The song was composed by McGuinn and Clark in early 1964 at a time when the pair were performing as a duo at The Troubadour and other folk clubs in and around Los Angeles. McGuinn and Clark soon formed a trio with David Crosby and named themselves The Jet Set. The trio began rehearsing at World Pacific Studios under the guidance of their manager Jim Dickson, with Michael Clarke and Chris Hillman joining the group soon afterward. Dickson recorded many of The Jet Set's rehearsal sessions at World Pacific and it was during this time that demos of "You Showed Me" were recorded by the band. The song was soon abandoned by the group, who had now changed their name to The Byrds, and was not included on their debut album for Columbia Records, Mr. Tambourine Man. However, recordings of "You Showed Me" by the band, dating from 1964, were eventually released on the archival albums Preflyte and In the Beginning.
Although the song had originally been an uptempo number, Douglas first demonstrated it for The Turtles' vocalists Howard Kaylan and Mark Volman on a harmonium with a broken bellows, requiring him to play the song slowly. The slower tempo impressed Kaylan and Volman and consequently, The Turtles' recording of the song uses this slower arrangement.
Salt-n-Pepa covered the song on their 1990 album, Blacks' Magic. It was released as the fifth and final single from that album. The track reaching #15 in the UK charts when it was released as a single in 1991.
The American hip hop group De La Soul also sampled The Turtles' recording of "You Showed Me" for their song "Transmitting Live From Mars (Interlude)" on their 1989 album, 3 Feet High and Rising but did not ask permission or clear the sample.

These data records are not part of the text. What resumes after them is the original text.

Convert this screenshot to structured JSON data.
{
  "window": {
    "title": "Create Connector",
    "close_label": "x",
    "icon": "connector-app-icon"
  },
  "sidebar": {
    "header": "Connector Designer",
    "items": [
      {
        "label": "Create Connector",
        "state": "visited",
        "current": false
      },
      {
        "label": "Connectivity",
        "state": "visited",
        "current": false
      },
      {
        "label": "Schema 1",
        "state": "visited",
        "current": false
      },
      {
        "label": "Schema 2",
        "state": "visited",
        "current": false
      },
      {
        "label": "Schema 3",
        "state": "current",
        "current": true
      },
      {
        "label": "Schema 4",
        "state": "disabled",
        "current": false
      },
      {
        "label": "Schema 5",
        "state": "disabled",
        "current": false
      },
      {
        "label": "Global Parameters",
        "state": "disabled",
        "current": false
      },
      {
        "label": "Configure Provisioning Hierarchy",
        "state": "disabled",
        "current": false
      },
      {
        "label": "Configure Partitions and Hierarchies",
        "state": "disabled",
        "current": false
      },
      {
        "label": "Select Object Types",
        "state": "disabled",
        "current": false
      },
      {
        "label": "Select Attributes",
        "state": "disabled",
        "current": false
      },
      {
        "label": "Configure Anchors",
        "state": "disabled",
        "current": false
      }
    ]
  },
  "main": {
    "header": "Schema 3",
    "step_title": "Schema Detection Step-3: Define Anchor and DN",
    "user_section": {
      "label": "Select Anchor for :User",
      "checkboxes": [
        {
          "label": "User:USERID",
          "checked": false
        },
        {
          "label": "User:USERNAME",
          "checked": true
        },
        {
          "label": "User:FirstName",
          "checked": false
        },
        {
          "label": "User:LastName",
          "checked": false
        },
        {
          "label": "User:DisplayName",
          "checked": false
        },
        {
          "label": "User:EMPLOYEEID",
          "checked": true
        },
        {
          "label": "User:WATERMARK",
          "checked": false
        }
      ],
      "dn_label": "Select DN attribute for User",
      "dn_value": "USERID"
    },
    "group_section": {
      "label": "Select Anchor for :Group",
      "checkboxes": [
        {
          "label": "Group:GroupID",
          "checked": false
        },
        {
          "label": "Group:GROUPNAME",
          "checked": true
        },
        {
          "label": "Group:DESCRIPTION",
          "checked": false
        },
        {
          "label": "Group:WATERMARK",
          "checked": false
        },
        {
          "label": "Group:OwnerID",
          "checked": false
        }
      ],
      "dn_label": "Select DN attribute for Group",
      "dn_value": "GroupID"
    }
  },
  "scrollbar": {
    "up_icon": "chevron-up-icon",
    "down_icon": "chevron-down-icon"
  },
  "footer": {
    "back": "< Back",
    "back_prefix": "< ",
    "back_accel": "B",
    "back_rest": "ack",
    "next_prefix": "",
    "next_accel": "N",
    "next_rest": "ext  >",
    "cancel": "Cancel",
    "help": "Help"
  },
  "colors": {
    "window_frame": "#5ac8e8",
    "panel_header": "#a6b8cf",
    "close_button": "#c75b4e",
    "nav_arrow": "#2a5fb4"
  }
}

The Turtles took litigation against the group, suing them for $1.7 million. An out-of-court settlement was reached for an undisclosed sum . It is said to be the first time that a hip hop act was ever sued for unethical use of another artist's music.